### [ASSIGNMENT]
What is asked for is the whole listing, given again word for word.

══════

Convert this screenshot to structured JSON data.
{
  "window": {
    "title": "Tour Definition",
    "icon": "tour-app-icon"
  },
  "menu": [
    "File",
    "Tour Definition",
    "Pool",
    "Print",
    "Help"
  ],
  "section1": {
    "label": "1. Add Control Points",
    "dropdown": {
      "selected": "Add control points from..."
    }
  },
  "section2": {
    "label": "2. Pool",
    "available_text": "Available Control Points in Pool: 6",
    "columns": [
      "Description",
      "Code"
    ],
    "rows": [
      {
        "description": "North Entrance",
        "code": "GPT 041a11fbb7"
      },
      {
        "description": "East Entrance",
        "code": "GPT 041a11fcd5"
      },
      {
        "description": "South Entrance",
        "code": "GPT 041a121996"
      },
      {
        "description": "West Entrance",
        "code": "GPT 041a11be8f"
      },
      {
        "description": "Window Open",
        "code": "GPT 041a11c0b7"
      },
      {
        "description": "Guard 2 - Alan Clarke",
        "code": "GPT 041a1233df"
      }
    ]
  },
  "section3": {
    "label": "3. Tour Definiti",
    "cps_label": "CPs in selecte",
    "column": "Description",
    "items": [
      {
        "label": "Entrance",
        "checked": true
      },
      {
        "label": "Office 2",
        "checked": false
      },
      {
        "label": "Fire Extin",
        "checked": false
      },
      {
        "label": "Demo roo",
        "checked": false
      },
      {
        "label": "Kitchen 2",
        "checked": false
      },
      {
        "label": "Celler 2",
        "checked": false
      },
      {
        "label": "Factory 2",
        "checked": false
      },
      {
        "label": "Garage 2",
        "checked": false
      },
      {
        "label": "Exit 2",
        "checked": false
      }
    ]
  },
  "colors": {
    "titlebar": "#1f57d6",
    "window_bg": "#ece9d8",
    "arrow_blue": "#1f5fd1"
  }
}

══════

### [EXPECTED ANSWER]
Convert this screenshot to structured JSON data.
{
  "window": {
    "title": "Tour Definition",
    "icon": "tour-app-icon"
  },
  "menu": [
    "File",
    "Tour Definition",
    "Pool",
    "Print",
    "Help"
  ],
  "section1": {
    "label": "1. Add Control Points",
    "dropdown": {
      "selected": "Add control points from..."
    }
  },
  "section2": {
    "label": "2. Pool",
    "available_text": "Available Control Points in Pool: 6",
    "columns": [
      "Description",
      "Code"
    ],
    "rows": [
      {
        "description": "North Entrance",
        "code": "GPT 041a11fbb7"
      },
      {
        "description": "East Entrance",
        "code": "GPT 041a11fcd5"
      },
      {
        "description": "South Entrance",
        "code": "GPT 041a121996"
      },
      {
        "description": "West Entrance",
        "code": "GPT 041a11be8f"
      },
      {
        "description": "Window Open",
        "code": "GPT 041a11c0b7"
      },
      {
        "description": "Guard 2 - Alan Clarke",
        "code": "GPT 041a1233df"
      }
    ]
  },
  "section3": {
    "label": "3. Tour Definiti",
    "cps_label": "CPs in selecte",
    "column": "Description",
    "items": [
      {
        "label": "Entrance",
        "checked": true
      },
      {
        "label": "Office 2",
        "checked": false
      },
      {
        "label": "Fire Extin",
        "checked": false
      },
      {
        "label": "Demo roo",
        "checked": false
      },
      {
        "label": "Kitchen 2",
        "checked": false
      },
      {
        "label": "Celler 2",
        "checked": false
      },
      {
        "label": "Factory 2",
        "checked": false
      },
      {
        "label": "Garage 2",
        "checked": false
      },
      {
        "label": "Exit 2",
        "checked": false
      }
    ]
  },
  "colors": {
    "titlebar": "#1f57d6",
    "window_bg": "#ece9d8",
    "arrow_blue": "#1f5fd1"
  }
}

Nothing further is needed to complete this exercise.